I really like fountain pens.
I originally got into them because I was taking lots of notes by hand and found that I was hurting my wrist if I wrote all day
(which was most days towards the end of high school and college).
The reason fountain pens alleviate wrist strain is that they work through capillary action rather than through pressure, as rollerballs and ballpoints do.
Since you only have to just barely touch the page, you don't exert as much pressure on the wrist and therefore strain yourself less.
You can also use virtually whatever ink you want in a fountain pen, as they're all basically compatible,
so it has a little more flair.
Note: links here are to goulet pens, which I'm not affiliated with, nor do I get any commissions.
I order from them often, but I link them here mostly because their camera work is excellent and a good representation of how products look in real life.
You may wonder, why a pen in 2022?
Aren't we doing everything digitally now?
Well I still use a pen for a few reasons:
- It's easier to avoid the distraction of the internet on paper.
- Information retention is higher when taking notes (at least for me).
- I've seen lots of electronic services come and go (despite not being very old), with lots of digital information falling through the cracks.
Paper has persevered through all of them.
There are a few pens that I really like:
a retractable fountain pen.
I've had one for about 7 years and I love it, though I've put it through the ringer and it's quite scratched.
Note that the black matte one scratches incredibly easily, if you're rough with pens like I am you should pick something else.
a "cheap" fountain pen that seals really well and is very light.
Perfect for someone just getting into fountain pens.
Pilot Justus 95,
a somewhat gimmicky pen that can switch between "hard" nib (writes with no line variation)
and "soft" nib (writes with line width depending on pressure for calligraphy).

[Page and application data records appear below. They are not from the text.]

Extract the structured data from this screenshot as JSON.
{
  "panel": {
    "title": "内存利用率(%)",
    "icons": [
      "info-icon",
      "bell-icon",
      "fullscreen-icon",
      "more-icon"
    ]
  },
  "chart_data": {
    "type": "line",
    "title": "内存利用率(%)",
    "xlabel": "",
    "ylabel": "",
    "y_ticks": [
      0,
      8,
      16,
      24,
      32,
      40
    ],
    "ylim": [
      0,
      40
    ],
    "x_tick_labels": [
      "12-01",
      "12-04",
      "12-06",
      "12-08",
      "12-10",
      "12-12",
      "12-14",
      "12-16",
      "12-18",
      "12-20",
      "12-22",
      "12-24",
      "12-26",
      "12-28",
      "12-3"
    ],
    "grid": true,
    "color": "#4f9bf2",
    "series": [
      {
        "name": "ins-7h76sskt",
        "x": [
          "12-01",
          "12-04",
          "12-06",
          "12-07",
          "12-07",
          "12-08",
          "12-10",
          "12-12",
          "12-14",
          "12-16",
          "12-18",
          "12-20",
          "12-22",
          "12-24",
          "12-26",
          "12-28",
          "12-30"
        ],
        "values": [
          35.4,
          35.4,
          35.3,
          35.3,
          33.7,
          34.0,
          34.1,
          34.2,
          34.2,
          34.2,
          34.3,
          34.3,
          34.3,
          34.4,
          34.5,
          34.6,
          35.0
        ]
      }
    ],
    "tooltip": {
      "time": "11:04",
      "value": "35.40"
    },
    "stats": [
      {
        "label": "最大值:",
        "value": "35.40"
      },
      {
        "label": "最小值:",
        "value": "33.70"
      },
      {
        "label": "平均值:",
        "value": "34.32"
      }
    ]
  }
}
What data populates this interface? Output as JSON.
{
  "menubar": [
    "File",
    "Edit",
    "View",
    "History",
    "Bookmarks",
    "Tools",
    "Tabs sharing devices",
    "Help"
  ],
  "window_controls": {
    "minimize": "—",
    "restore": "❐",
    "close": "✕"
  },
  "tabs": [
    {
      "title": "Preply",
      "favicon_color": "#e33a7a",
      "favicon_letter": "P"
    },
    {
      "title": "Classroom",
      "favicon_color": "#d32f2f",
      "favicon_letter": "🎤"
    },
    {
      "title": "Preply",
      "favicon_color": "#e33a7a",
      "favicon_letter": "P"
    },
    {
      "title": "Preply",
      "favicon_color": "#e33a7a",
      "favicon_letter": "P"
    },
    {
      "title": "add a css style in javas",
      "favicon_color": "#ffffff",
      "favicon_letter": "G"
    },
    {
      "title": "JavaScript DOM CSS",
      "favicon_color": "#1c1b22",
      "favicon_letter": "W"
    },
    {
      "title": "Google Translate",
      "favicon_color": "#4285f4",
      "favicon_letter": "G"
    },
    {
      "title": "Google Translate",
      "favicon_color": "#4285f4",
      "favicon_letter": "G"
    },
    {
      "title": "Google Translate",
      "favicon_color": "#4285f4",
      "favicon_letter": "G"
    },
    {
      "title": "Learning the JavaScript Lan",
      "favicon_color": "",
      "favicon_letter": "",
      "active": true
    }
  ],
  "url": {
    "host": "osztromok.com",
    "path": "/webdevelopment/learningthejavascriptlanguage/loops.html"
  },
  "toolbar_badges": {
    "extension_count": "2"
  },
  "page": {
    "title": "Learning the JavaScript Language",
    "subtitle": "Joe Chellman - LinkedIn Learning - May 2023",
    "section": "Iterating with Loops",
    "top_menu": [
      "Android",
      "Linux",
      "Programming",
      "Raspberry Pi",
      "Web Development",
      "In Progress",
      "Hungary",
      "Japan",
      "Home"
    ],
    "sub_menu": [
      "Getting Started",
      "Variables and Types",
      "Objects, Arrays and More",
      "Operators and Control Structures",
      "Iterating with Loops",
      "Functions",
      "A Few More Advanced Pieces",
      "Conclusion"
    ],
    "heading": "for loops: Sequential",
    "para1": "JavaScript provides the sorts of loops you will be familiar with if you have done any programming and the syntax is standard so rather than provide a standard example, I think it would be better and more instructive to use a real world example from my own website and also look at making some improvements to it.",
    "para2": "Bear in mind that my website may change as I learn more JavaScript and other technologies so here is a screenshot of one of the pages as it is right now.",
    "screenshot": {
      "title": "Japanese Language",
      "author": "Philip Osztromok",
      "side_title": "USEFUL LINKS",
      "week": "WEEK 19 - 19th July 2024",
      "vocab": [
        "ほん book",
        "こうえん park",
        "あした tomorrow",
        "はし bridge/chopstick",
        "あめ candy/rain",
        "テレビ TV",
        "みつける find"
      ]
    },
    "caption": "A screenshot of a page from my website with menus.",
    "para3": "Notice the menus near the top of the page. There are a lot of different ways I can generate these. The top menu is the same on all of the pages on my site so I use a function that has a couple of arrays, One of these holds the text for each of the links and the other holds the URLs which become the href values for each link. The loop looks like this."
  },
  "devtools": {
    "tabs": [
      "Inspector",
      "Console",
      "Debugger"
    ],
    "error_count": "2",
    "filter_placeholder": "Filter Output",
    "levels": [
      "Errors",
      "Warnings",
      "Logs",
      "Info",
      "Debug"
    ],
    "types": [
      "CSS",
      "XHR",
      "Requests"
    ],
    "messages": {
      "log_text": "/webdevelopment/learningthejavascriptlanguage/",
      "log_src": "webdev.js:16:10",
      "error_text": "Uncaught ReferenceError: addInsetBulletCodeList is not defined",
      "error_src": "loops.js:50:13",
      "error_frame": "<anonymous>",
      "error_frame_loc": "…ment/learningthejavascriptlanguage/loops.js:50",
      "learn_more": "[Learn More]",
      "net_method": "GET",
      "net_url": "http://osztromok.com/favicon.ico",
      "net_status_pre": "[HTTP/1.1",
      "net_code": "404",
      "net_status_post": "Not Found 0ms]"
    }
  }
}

Unless you're weirdly intense and picky about pens like me, probably you should go with something cheaper.
There are also a few inks that I really like:
Sailor kiwa guro,
a "nanopigment" ink that uses carbon particles suspended in it to make a permanent and waterproof black.
Performs excellently on a variety of papers but has a bit of a tendency to smear.
De Atramentis Document Ink,
a dye-based but still permanent ink.
Performs absolutely atrociously on cheap paper but spectacular on really good paper.
I like the fuschia but there are many colors.
I'm a huge fan of Tomoe River paper, but its original formulation is no longer easy to procure, and it was expensive.
Currently I prefer Midori paper, which is much thicker but works very nicely with many inks.